According to the Student Need Index, a report that ranks LAUSD schools with the highest-need to determine which schools should receive funds from the Local Control Funding Formula (LCFF)—a state policy that directs more money to schools with high drop out rates, large numbers of English Learners (EL), homeless or students in foster care —242 of the district’s schools are in need of greater resources.
Most of the schools identified are either on the Eastside or in South LA. They are likely to have three times as many English Learners, 3.5 times more students in foster care and more than three times as many students who are expelled or suspended, according to the report.
Groups like the Roosevelt High School-Partnership for LA Schools, Promesa Boyle Heights, SEIU Local 99 and the St John’s Well Child and Family Center, hope the data will spur more help for schools in Eastside neighborhoods.
Attendees at last week’s discussion cited low-cost health services, wellness centers, after school programs and green spaces among the various needs on the Eastside.
Several parents said it’s important for the community as a whole to learn how to access health, education and social services and they think it’s vital to engage younger generations in their community.
“We also need to include more young adults and students to advocate with us,” parent Irma Cervantes said.
There are currently three community high schools on the eastside: Esteban Torres, Mendez and Roosevelt.
Esteban Torres High School works with the Los Angeles Education Partnership (LAEP) and has a full time community school coordinator helping to identify the students’ highest needs for students, according to Lara Kain senior director with Transform Schools at LAEP.
“We also offer college and career services such as mock interviews, resume writing and job opportunities.
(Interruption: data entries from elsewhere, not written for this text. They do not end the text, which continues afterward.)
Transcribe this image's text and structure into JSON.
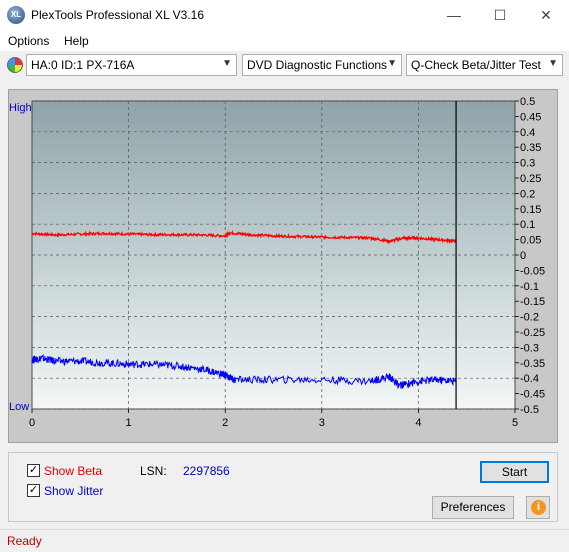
{
  "window": {
    "title": "PlexTools Professional XL V3.16",
    "icon_text": "XL"
  },
  "controls": {
    "minimize": "—",
    "maximize": "☐",
    "close": "✕"
  },
  "menu": {
    "options": "Options",
    "help": "Help"
  },
  "toolbar": {
    "drive": "HA:0 ID:1  PX-716A",
    "function": "DVD Diagnostic Functions",
    "test": "Q-Check Beta/Jitter Test",
    "arrow": "▼"
  },
  "chart_data": {
    "type": "line",
    "y_left_high": "High",
    "y_left_low": "Low",
    "x_ticks": [
      "0",
      "1",
      "2",
      "3",
      "4",
      "5"
    ],
    "y_ticks": [
      "0.5",
      "0.45",
      "0.4",
      "0.35",
      "0.3",
      "0.25",
      "0.2",
      "0.15",
      "0.1",
      "0.05",
      "0",
      "-0.05",
      "-0.1",
      "-0.15",
      "-0.2",
      "-0.25",
      "-0.3",
      "-0.35",
      "-0.4",
      "-0.45",
      "-0.5"
    ],
    "xlim": [
      0,
      5
    ],
    "ylim": [
      -0.5,
      0.5
    ],
    "grid": true,
    "end_marker_x": 4.39,
    "series": [
      {
        "color": "#ff0000",
        "x": [
          0,
          0.25,
          0.5,
          0.75,
          1.0,
          1.25,
          1.5,
          1.75,
          2.0,
          2.05,
          2.25,
          2.5,
          2.75,
          3.0,
          3.25,
          3.5,
          3.7,
          3.85,
          4.0,
          4.2,
          4.39
        ],
        "y": [
          0.07,
          0.065,
          0.068,
          0.07,
          0.068,
          0.066,
          0.066,
          0.065,
          0.062,
          0.072,
          0.066,
          0.062,
          0.06,
          0.058,
          0.057,
          0.055,
          0.045,
          0.055,
          0.055,
          0.05,
          0.045
        ]
      },
      {
        "color": "#0000ff",
        "x": [
          0,
          0.1,
          0.25,
          0.5,
          0.75,
          1.0,
          1.25,
          1.5,
          1.75,
          1.95,
          2.0,
          2.1,
          2.5,
          3.0,
          3.5,
          3.7,
          3.8,
          4.0,
          4.2,
          4.39
        ],
        "y": [
          -0.34,
          -0.335,
          -0.345,
          -0.345,
          -0.35,
          -0.355,
          -0.355,
          -0.36,
          -0.37,
          -0.385,
          -0.39,
          -0.405,
          -0.405,
          -0.405,
          -0.41,
          -0.395,
          -0.425,
          -0.41,
          -0.405,
          -0.41
        ]
      }
    ]
  },
  "bottom": {
    "show_beta": "Show Beta",
    "show_jitter": "Show Jitter",
    "lsn_label": "LSN:",
    "lsn_value": "2297856",
    "start": "Start",
    "preferences": "Preferences",
    "info_icon": "i",
    "check": "✓"
  },
  "status": {
    "text": "Ready"
  }
}
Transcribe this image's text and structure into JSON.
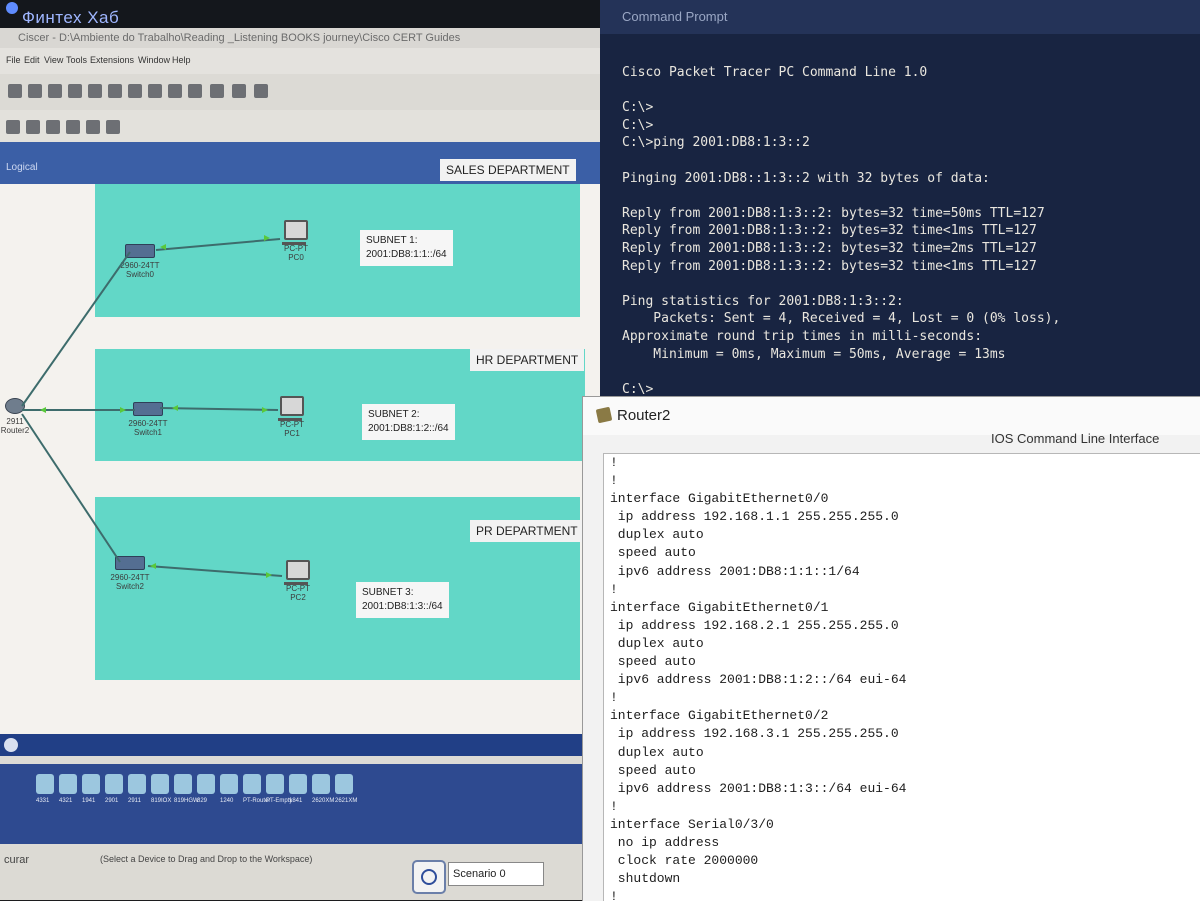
{
  "pt": {
    "logo": "Финтех Хаб",
    "path": "Ciscer - D:\\Ambiente do Trabalho\\Reading _Listening BOOKS journey\\Cisco CERT Guides",
    "menu": [
      "File",
      "Edit",
      "View",
      "Tools",
      "Extensions",
      "Window",
      "Help"
    ],
    "logical_label": "Logical",
    "departments": [
      {
        "label": "SALES DEPARTMENT",
        "subnet_title": "SUBNET 1:",
        "subnet_prefix": "2001:DB8:1:1::/64",
        "switch_model": "2960-24TT",
        "switch_name": "Switch0",
        "pc_model": "PC-PT",
        "pc_name": "PC0"
      },
      {
        "label": "HR DEPARTMENT",
        "subnet_title": "SUBNET 2:",
        "subnet_prefix": "2001:DB8:1:2::/64",
        "switch_model": "2960-24TT",
        "switch_name": "Switch1",
        "pc_model": "PC-PT",
        "pc_name": "PC1"
      },
      {
        "label": "PR DEPARTMENT",
        "subnet_title": "SUBNET 3:",
        "subnet_prefix": "2001:DB8:1:3::/64",
        "switch_model": "2960-24TT",
        "switch_name": "Switch2",
        "pc_model": "PC-PT",
        "pc_name": "PC2"
      }
    ],
    "router": {
      "model": "2911",
      "name": "Router2"
    },
    "status": {
      "left": "curar",
      "hint": "(Select a Device to Drag and Drop to the Workspace)",
      "scenario": "Scenario 0"
    },
    "device_strip": [
      "4331",
      "4321",
      "1941",
      "2901",
      "2911",
      "819IOX",
      "819HGW",
      "829",
      "1240",
      "PT-Router",
      "PT-Empty",
      "1841",
      "2620XM",
      "2621XM"
    ]
  },
  "cmd": {
    "title": "Command Prompt",
    "lines": [
      "Cisco Packet Tracer PC Command Line 1.0",
      "",
      "C:\\>",
      "C:\\>",
      "C:\\>ping 2001:DB8:1:3::2",
      "",
      "Pinging 2001:DB8::1:3::2 with 32 bytes of data:",
      "",
      "Reply from 2001:DB8:1:3::2: bytes=32 time=50ms TTL=127",
      "Reply from 2001:DB8:1:3::2: bytes=32 time<1ms TTL=127",
      "Reply from 2001:DB8:1:3::2: bytes=32 time=2ms TTL=127",
      "Reply from 2001:DB8:1:3::2: bytes=32 time<1ms TTL=127",
      "",
      "Ping statistics for 2001:DB8:1:3::2:",
      "    Packets: Sent = 4, Received = 4, Lost = 0 (0% loss),",
      "Approximate round trip times in milli-seconds:",
      "    Minimum = 0ms, Maximum = 50ms, Average = 13ms",
      "",
      "C:\\>"
    ]
  },
  "router2": {
    "title": "Router2",
    "header_right": "IOS Command Line Interface",
    "lines": [
      "!",
      "!",
      "interface GigabitEthernet0/0",
      " ip address 192.168.1.1 255.255.255.0",
      " duplex auto",
      " speed auto",
      " ipv6 address 2001:DB8:1:1::1/64",
      "!",
      "interface GigabitEthernet0/1",
      " ip address 192.168.2.1 255.255.255.0",
      " duplex auto",
      " speed auto",
      " ipv6 address 2001:DB8:1:2::/64 eui-64",
      "!",
      "interface GigabitEthernet0/2",
      " ip address 192.168.3.1 255.255.255.0",
      " duplex auto",
      " speed auto",
      " ipv6 address 2001:DB8:1:3::/64 eui-64",
      "!",
      "interface Serial0/3/0",
      " no ip address",
      " clock rate 2000000",
      " shutdown",
      "!"
    ]
  },
  "colors": {
    "dept_fill": "#62d7c7",
    "cmd_bg": "#182441",
    "logic_bar": "#3b5fa6",
    "link_line": "#3d6c6c",
    "link_dot": "#59c83b"
  }
}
We try to meet the needs of the students in a very holistic way,” Kain told EGP.
Ruiz said all schools today should operate this way. He said, years ago when his son was growing up, he would’ve loved specialized services like an afterschool autism club, therapy sessions to help him and his wife cope.
Wellness centers focus on the wellbeing of the community they serve. Depending on the location, some wellness centers offer exercise and nutrition classes, resources to fight obesity and diabetes, childcare, computers for job searching and resume review among other services.
The concerns of parents and the data fueled the opening of wellness centers at LAUSD schools like Garfield High School, Zavala said. On the Eastside, “there’s a high rate of asthma, there’s a high rate of contamination and research shows that students do better when they can concentrate more, when they are healthier,” she explained.
Ruiz said all public schools should be equipped with the resources needed to foster quality education for children from the moment they start kindergarten.
“[Our children] will lead healthy and productive lives and flourish as adults who can actively participate in their communities,” if we give them access to the right resources, said the proud parent of a now 11th grade Roosevelt student.
For more information about community schools, visit www.InnerCityStruggle.org.